The so-called “Big Four” consulting firms – KPMG, Ernst & Young, PricewaterhouseCoopers, Deloitte – have a veneer of impartiality, because of their role as auditors in some settings. However, these firms all participate in evaluating and assessing P3s using biased calculations that tip the scales in favour of privatization every time. Some firms also conduct core service reviews and have been known to provide the same “solutions” of contracting out and other forms of privatization, in cut-and-paste format, to multiple municipalities.
Workers’ pension funds hold our deferred wages and are key to our collective retirement security. These funds have increasingly been hijacked to work against the public interest and are investing in and lobbying for privatization. Nearly all workers belong to either the Canada or the Québec Pension Plan. These large public pension funds, along with some of the biggest public-sector defined benefit plans, are profiting from privatized infrastructure in Canada and internationally. They are becoming investors in and direct owners of hospitals, schools, toll highways, seniors’ homes, bridges, rail systems, energy systems, water utilities, airports, and marine ports, all around the world. Now, the Canada Infrastructure Bank is looking to pension funds as key owners and operators of privatized deals it brokers. CUPE opposes private, for-profit ownership and control of public infrastructure – even when one of our members’ pension funds may benefit. We want our pension funds to achieve decent investment returns, but not at the expense of the Canadian public.

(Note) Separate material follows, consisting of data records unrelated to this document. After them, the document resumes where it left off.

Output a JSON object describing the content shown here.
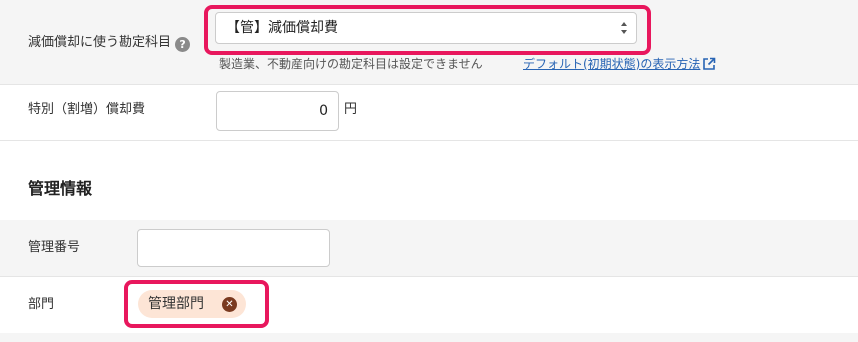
{
  "depreciation_account": {
    "label": "減価償却に使う勘定科目",
    "help_icon": "question-circle-icon",
    "selected_value": "【管】減価償却費",
    "note": "製造業、不動産向けの勘定科目は設定できません",
    "link_text": "デフォルト(初期状態)の表示方法",
    "link_icon": "external-link-icon",
    "link_color": "#2864b4"
  },
  "special_depreciation": {
    "label": "特別（割増）償却費",
    "value": "0",
    "unit": "円"
  },
  "management": {
    "section_title": "管理情報",
    "number_label": "管理番号",
    "number_value": "",
    "department_label": "部門",
    "department_tag": "管理部門",
    "tag_remove_icon": "close-circle-icon"
  },
  "colors": {
    "highlight": "#e8175d",
    "tag_background": "#fde5d6",
    "row_background": "#f5f5f5"
  }
}
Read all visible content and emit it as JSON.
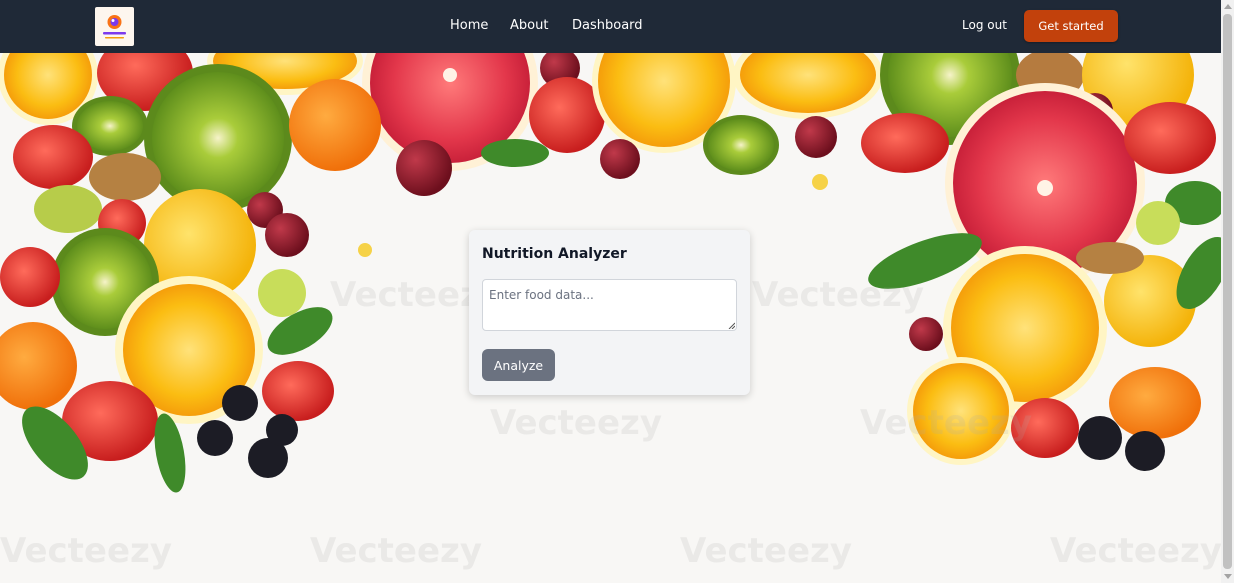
{
  "navbar": {
    "logo_alt": "AyurMe",
    "links": [
      {
        "label": "Home"
      },
      {
        "label": "About"
      },
      {
        "label": "Dashboard"
      }
    ],
    "logout_label": "Log out",
    "get_started_label": "Get started"
  },
  "analyzer": {
    "title": "Nutrition Analyzer",
    "input_placeholder": "Enter food data...",
    "input_value": "",
    "analyze_label": "Analyze"
  },
  "background": {
    "watermark_text": "Vecteezy"
  },
  "colors": {
    "navbar_bg": "#1f2937",
    "accent": "#c2410c",
    "analyze_button": "#6b7280",
    "card_bg": "#f3f4f6"
  },
  "icons": {
    "logo": "ayurme-logo-icon",
    "resize": "resize-grip-icon"
  }
}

Provincial P3 agencies
Crown corporations like Partnerships BC, Infrastructure Ontario and SaskBuilds all have a mandate to simultaneously promote and assess P3s. This places them in an inherent conflict of interest that leads to biased advice in favour of privatization. Key financial details and complex risk calculations underpinning their pro-P3 advice are usually kept secret, preventing independent analysis of claims that P3s deliver “value for money.”
PPP Canada was a federal crown corporation set up under the Harper Conservatives to expand the scope of privatization into new sectors and regions. It administered the P3 Canada fund, which subsidized P3 projects by paying up to 25 per cent of capital costs. This major incentive to privatize, combined with inadequate public funding, created the conditions that spread privatization in municipalities, including to water and wastewater projects. As with provincial P3 agencies, PPP Canada’s twin role of both promoting and assessing P3s placed it in an inherent conflict of interest, leading to biased advice. After cementing plans for much broader and deeper privatization with the Canada Infrastructure Bank, the Liberal government announced PPP Canada would cease operations at the end of March 2018.
Right-wing think tanks and groups
These include the Fraser Institute, the Manning Centre, the C.D. Howe Institute, the Montreal Economic Institute, the Atlantic Institute for Market Studies and the Frontier Centre for Public Policy. These and other right-wing think tanks frequently publish reports and commentary that are hostile to public sector workers, publicly-provided services and progressive taxation – all stemming from a stubborn and demonstrably false belief that competitive markets always produce better results. Groups like the Canadian Taxpayers Federation and the Canadian Federation of Independent Business often advance an anti-public sector agenda.